In The Union War, Gallagher’s historiographic critique brings into sharp relief our tendency to minimize and even ignore the meaning that Northerners attached to Union. In my opinion there is no one better at distilling academic debates for a general audience. Gallagher devotes some of his sharpest criticisms to historians such as Chandra Manning and Barbara Field, who suggest that the massive amount of bloodshed could only be justified with emancipation and the end of slavery. On the contrary, Gallagher argues that this runs rough shod over the the meaning of Union to the vast majority of Americans who rallied around the flag and Lincoln’s call to arms. As in his previous study, Gallagher devotes a great deal of time to the importance that Americans attached to the army as a symbol of the nation and to the citizen-soldier, who exemplified its strong sense of sacrifice and patriotism. At the center of this stood Ulysses S. Grant, who has been all but lost to our collective memory of the war.

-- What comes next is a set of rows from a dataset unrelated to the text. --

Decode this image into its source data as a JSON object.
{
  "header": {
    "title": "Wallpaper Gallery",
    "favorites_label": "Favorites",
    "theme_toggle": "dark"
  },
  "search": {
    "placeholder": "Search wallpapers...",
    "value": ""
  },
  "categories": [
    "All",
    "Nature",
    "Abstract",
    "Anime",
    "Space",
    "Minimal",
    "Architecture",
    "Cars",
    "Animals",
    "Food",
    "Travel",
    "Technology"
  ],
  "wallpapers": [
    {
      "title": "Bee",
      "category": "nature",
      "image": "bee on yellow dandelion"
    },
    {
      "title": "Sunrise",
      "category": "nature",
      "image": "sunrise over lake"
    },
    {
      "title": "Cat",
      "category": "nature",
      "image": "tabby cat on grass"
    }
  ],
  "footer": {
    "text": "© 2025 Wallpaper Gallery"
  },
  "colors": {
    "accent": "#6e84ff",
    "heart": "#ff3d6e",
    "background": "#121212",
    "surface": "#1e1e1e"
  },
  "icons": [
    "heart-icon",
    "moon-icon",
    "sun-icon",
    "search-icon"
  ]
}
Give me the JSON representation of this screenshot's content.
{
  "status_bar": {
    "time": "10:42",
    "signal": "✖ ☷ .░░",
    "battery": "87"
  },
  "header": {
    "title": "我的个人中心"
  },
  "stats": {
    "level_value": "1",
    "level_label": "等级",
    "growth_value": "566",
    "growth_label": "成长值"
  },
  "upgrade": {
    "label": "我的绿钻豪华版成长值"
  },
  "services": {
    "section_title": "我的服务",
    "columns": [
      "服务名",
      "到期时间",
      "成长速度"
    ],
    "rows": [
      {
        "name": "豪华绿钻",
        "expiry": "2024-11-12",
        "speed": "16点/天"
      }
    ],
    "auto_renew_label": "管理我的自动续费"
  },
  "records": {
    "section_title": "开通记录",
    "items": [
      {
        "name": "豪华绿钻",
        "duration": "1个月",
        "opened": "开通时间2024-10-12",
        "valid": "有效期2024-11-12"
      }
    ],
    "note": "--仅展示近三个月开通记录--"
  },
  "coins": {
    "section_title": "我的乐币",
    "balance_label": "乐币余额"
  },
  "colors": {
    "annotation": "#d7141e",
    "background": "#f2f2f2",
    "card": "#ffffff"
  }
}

This past week a letter surfaced written by William Herndon in 1866, which tells us nothing new about Abraham Lincoln’s faith. You can purchase it for $35,000.
“Mr. Lincoln’s religion is too well known to me to allow of even a shadow of a doubt; he is or was a Theist & a Rationalist, denying all extraordinary — supernatural inspiration or revelation,” Herndon wrote in the letter, signed Feb. 4, 1866, a year after Lincoln’s assassination. “At one time in his life, to say the least, he was an elevated Pantheist, doubting the immortality of the soul as the Christian world understands that term,” continued the letter, addressed to Edward McPherson, Clerk of the U.S. House of Representatives. “I love Mr. Lincoln dearly, almost worship him, but that can’t blind me. He’s the purest politician I ever saw, and the justest man.”
Note: Civil War Memory is not an affiliate of this company. I just think it’s a hilarious video.
I couldn’t be more excited about this talk. This is my first public presentation on the subject and my first opportunity to formally outline my own thinking about the kinds of questions that need to be explored as well as the pitfalls involved in the current debate and reliance on the Internet as a reliable source. The story of Silas and Andrew Chandler is the perfect case study for such a presentation.
I did my best to dump as many books as possible in light of my move to Boston at the end of June, but new titles just continue to pour in. In addition to recent review copies, I’ve listed some books that I am reading to brush up on my Massachusetts/Boston history. I can’t wait to explore the incredibly rich history in and around the city. Thanks to those of you who are purchasing Amazon books through Civil War Memory. Sales have been steady, which has allowed me to purchase what I need without having to dip into my own pockets. I truly appreciate it.
I missed having the opportunity to comment on this story last week. First, let me say that I couldn’t be more pleased that developers will be prevented from building a casino at Gettysburg. That said, I’ve always thought that the battlefield preservation debate is best understood as a negotiation between legitimate competing interests rather than a moral crusade. Gregg Segal’s photography project in which he situates re-enactors in various scenes of urban sprawl is perhaps the most extreme example of this tendency to offer a mutually exclusive choice between preservation and commercial development.